Where do things go from here? There seems to be little chance of European states meeting their Kyoto targets, although there's been much wishful thinking that they can. True, according to the most recent report of the EU environmental council, the EU has collectively managed to bring down emissions from 1990 levels by four percent - fully half of what Kyoto requires of them.

But these reductions come principally from just two countries, Britain and Germany, which have achieved these results less by enlightened energy policies than by shutting down the old coal-burning industries of the former East Germany and the Midlands.

These are advantages that can only be reaped once. It is significant that France, which long ago switched from coal to nuclear power, has been unable to make any headway in CO2-emissions reductions.

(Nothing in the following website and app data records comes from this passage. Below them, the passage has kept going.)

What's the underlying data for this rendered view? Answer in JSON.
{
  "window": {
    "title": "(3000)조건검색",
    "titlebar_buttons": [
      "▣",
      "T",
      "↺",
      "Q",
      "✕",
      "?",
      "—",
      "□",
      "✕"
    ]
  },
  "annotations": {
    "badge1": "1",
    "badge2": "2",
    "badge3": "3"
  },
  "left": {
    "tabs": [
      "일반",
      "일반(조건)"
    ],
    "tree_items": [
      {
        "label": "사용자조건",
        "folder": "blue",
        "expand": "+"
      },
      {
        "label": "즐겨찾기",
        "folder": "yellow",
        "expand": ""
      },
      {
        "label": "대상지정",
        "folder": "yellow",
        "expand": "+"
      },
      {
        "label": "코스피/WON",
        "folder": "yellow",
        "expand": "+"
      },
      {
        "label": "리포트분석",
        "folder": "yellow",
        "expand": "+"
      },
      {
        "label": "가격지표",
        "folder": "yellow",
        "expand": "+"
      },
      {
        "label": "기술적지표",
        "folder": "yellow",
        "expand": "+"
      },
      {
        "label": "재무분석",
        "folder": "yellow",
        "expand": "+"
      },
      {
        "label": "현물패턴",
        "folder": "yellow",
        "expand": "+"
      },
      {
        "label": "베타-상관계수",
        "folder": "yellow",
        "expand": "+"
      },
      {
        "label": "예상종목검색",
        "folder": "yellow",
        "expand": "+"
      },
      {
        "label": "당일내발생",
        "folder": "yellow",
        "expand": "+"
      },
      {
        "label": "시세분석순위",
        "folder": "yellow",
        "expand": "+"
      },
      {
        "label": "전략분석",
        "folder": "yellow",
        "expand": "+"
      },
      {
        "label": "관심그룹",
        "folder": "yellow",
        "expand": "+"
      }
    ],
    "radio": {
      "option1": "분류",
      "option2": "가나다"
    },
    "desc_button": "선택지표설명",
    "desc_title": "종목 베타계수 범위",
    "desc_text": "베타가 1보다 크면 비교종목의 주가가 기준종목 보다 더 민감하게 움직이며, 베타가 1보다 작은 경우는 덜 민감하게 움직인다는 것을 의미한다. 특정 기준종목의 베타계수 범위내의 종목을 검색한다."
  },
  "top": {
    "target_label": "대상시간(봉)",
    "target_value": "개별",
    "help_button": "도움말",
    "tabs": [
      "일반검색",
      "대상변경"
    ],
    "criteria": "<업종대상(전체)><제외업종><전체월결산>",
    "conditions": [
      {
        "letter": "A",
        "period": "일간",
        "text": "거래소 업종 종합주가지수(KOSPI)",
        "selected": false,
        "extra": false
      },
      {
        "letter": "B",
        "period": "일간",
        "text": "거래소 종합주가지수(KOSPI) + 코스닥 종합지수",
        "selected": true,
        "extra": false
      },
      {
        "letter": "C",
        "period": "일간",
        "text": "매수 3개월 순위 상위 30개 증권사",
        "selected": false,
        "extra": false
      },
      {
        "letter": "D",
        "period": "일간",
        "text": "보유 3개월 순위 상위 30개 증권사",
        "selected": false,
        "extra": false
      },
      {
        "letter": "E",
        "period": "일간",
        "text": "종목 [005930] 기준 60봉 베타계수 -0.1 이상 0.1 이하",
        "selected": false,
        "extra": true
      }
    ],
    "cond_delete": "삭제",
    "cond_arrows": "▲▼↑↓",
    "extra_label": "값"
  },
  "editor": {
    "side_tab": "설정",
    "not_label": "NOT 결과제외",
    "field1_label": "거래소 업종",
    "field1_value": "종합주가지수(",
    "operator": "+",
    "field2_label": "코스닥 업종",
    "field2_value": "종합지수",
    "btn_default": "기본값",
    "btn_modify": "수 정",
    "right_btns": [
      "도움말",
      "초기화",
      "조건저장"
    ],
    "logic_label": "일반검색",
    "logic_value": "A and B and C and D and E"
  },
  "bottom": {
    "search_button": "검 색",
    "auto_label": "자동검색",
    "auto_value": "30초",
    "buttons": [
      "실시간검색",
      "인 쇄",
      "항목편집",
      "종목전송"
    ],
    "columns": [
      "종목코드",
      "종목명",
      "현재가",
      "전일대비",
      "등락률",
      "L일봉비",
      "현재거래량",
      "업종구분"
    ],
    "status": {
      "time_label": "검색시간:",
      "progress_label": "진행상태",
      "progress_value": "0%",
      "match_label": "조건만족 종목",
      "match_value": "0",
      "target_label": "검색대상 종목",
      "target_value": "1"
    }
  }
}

Meanwhile, the rest of Europe is moving in a different direction. In Spain, the government of Prime Minister Jose Maria Aznar has §atly refused to sign up to an EU petrol-tax harmonization plan considered essential for meeting Kyoto targets. For him, economic considerations come first. And Germany has recently decided to phase out nuclear power, leading to certain increases in CO2 emissions.

None of which is to suggest that the issue of Kyoto will go away anytime soon. Though the strength of Europe's Green parties seems to have peaked, they will almost certainly remain coalition members in several European governments, most importantly in Germany.

The Green view is also represented at the EU level through the Commission's Environment Directorate-General, whose well-liked commissioner, Margot Wallstroem, shows no sign of giving up on Kyoto. In this she has the vehement support of the innumerable environmental lobbies, which in the absence of greater democratic representation, pass for civil society in the Brussels ambit.

There is also the fact that the EU is very much a consensus-driven machine, and part of the way it maintains consensus is by pretending there is no con§ict between its various positions. Thus one rarely hears in Europe, as one does constantly in the United States, that adoption of the Kyoto Protocol, even in tandem with the United States, could wreck all hope of creating the dynamic economy envisioned at last year's Lisbon summit.

Instead, both ambitions are proclaimed with equal fervor, and both become the focus of separate bureaucracies that fight for turf in ingenious and petty ways. As a result, the Kyoto goals are both buried and institutionalized, now to come forward, now to retreat, depending on the political winds.

Finally, there is a problem with the media in Europe, which has tended to represent Kyoto as the only possible solution to global warming, without really exploring the pros and cons of the agreement. Few European citizens - and probably even fewer European politicians - are aware that there may be alternative solutions to global warming, much less what those solutions are.

This has made it easy to caricature Mr. Bush's decision as just another instance of American greed. But it has put other creative solutions to global warming further out of reach.

Still, it remains possible that Europeans may decide to take what they can get from the Bush administration at the July conference on climate change in Bonn, perhaps agreeing to the demands made by the United States in The Hague in November. Some European countries, notably the Netherlands, have begun taking a market-based approach to global warming, installing wind-power capacities in Poland and the Czech Republic to earn "pollution credits."

The headlines at the recent Gothenburg summit suggested the EU and the U.S. got no farther than to "agree to disagree." At the same time, however, the Bush administration has been signaling its intention to treat global warming as a real problem. So perhaps common ground might be found after all. In the past, Europeans have learned to work with American presidents whose early acts in office unsettled previous patterns, just as U.S. administrations have learned to adapt to shifts in EU policy. It seems unlikely that Transatlantic relations in the Bush years will be any different.

But for the time being, Mr. Bush's decision offers Europeans just too good an opportunity to score points against the United States. The fun will last a while.


This article was published in European Affairs: Volume number II, Issue number III in the Summer of 2001.